Worldwide cancer survival rates have been improving for the last 40 years, but some types, like pancreatic cancer, lag behind. More than 56,000 people in the United States will be diagnosed with pancreatic cancer this year, and scientists and doctors are looking to the most up-to-date technologies available to try to improve those statistics.
Recent developments have made radiotherapy for pancreatic cancer more effective and easier on the body. An improved technique called image-guided radiotherapy uses a low-dose CT scan to verify that the computer model of the patient’s body is perfectly aligned to their position, which improves radiation accuracy and protects normal tissues from unnecessary damage.
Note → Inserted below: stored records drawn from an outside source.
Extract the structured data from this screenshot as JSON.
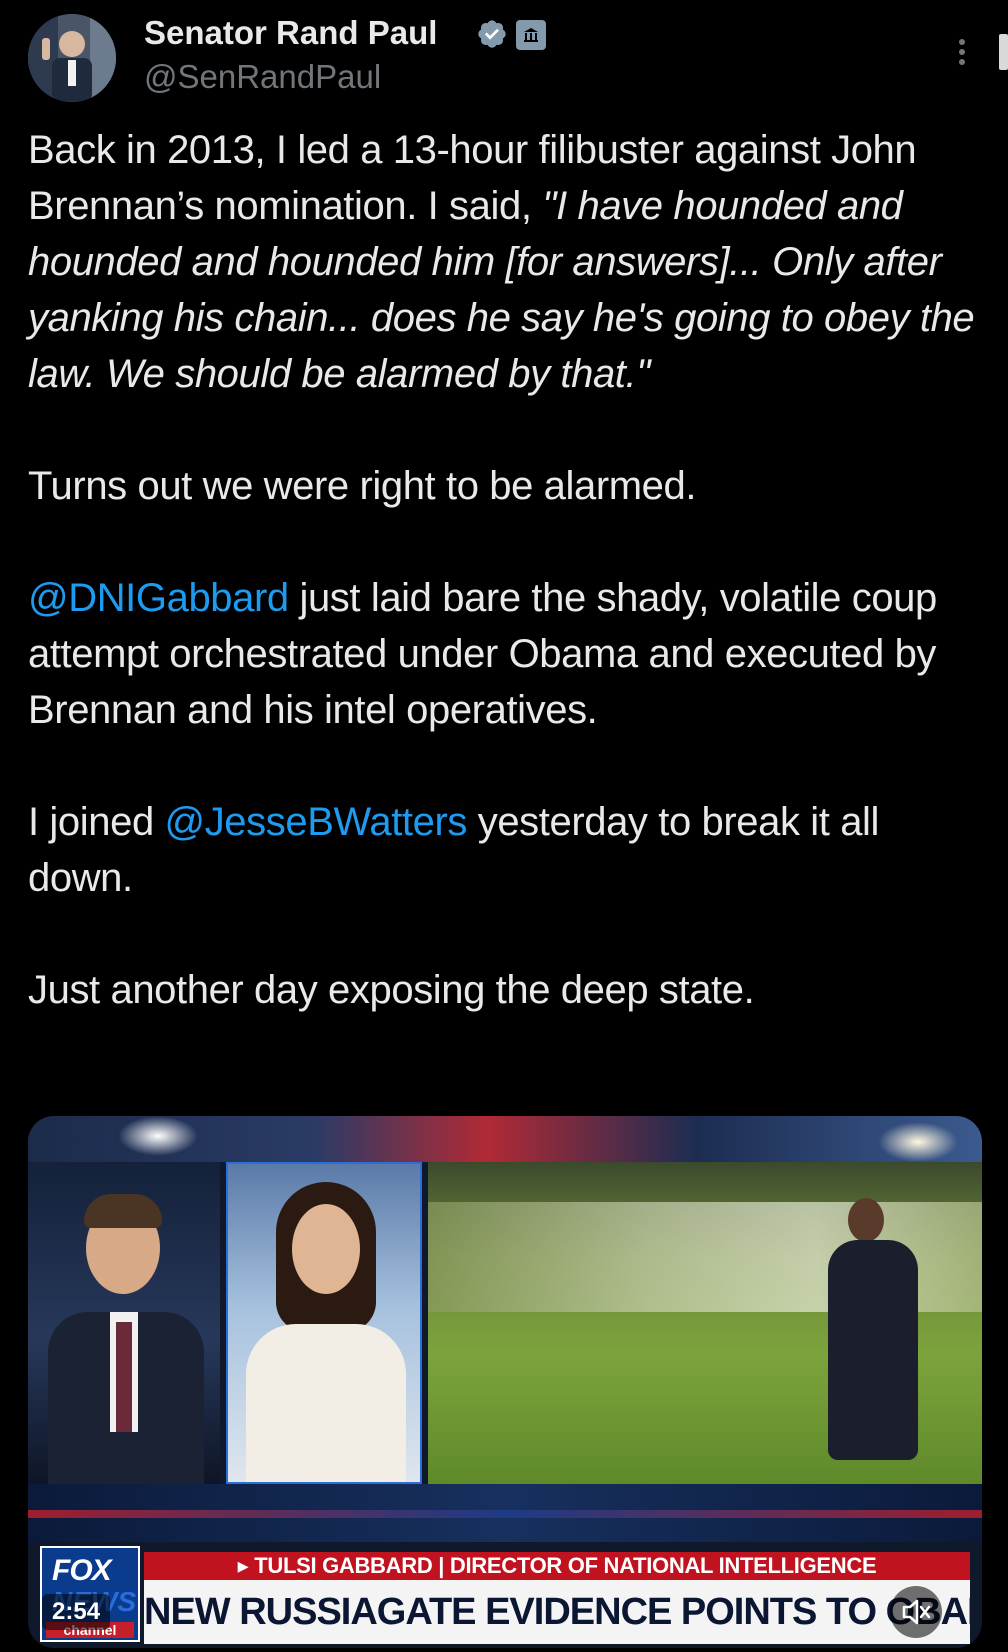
{
  "header": {
    "name": "Senator Rand Paul",
    "handle": "@SenRandPaul"
  },
  "tweet": {
    "p1_plain": "Back in 2013, I led a 13-hour filibuster against John Brennan’s nomination. I said, ",
    "p1_quote": "\"I have hounded and hounded and hounded him [for answers]... Only after yanking his chain... does he say he's going to obey the law. We should be alarmed by that.\"",
    "p2": "Turns out we were right to be alarmed.",
    "p3_mention": "@DNIGabbard",
    "p3_rest": " just laid bare the shady, volatile coup attempt orchestrated under Obama and executed by Brennan and his intel operatives.",
    "p4_pre": "I joined ",
    "p4_mention": "@JesseBWatters",
    "p4_rest": " yesterday to break it all down.",
    "p5": "Just another day exposing the deep state."
  },
  "video": {
    "logo_fox": "FOX",
    "logo_news": "NEWS",
    "logo_channel": "channel",
    "banner_top": "▸ TULSI GABBARD | DIRECTOR OF NATIONAL INTELLIGENCE",
    "banner_main": "NEW RUSSIAGATE EVIDENCE POINTS TO OBAMA",
    "timestamp": "2:54"
  },
  "icons": {
    "verified": "verified-badge-icon",
    "gov": "government-badge-icon",
    "more": "more-options-icon",
    "mute": "muted-speaker-icon"
  },
  "colors": {
    "background": "#000000",
    "text": "#e7e9ea",
    "secondary": "#71767b",
    "link": "#1d9bf0",
    "verified": "#829aab"
  }
}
Radiation oncologists are also using a newer technique called stereotactic body radiotherapy to treat some pancreatic cancers in just a few days rather than weeks. Because it is new, this approach doesn’t have as much data to support it as long-term treatment and not all patients are eligible, but early results have been promising.
If you are faced with a pancreatic cancer diagnosis, keep in mind that every cancer in every patient is different. Because pancreatic cancer is not a common disease like breast or prostate cancer, patients are encouraged to seek treatment at a large university hospital or research-based practice where the most recent developments in cancer testing and therapy are incorporated into everyday treatment.
Good cancer care doesn’t have to be an unbearable burden. You should feel comfortable asking about treatment costs and choosing among capable facilities based on affordability. You are not alone in your journey through cancer.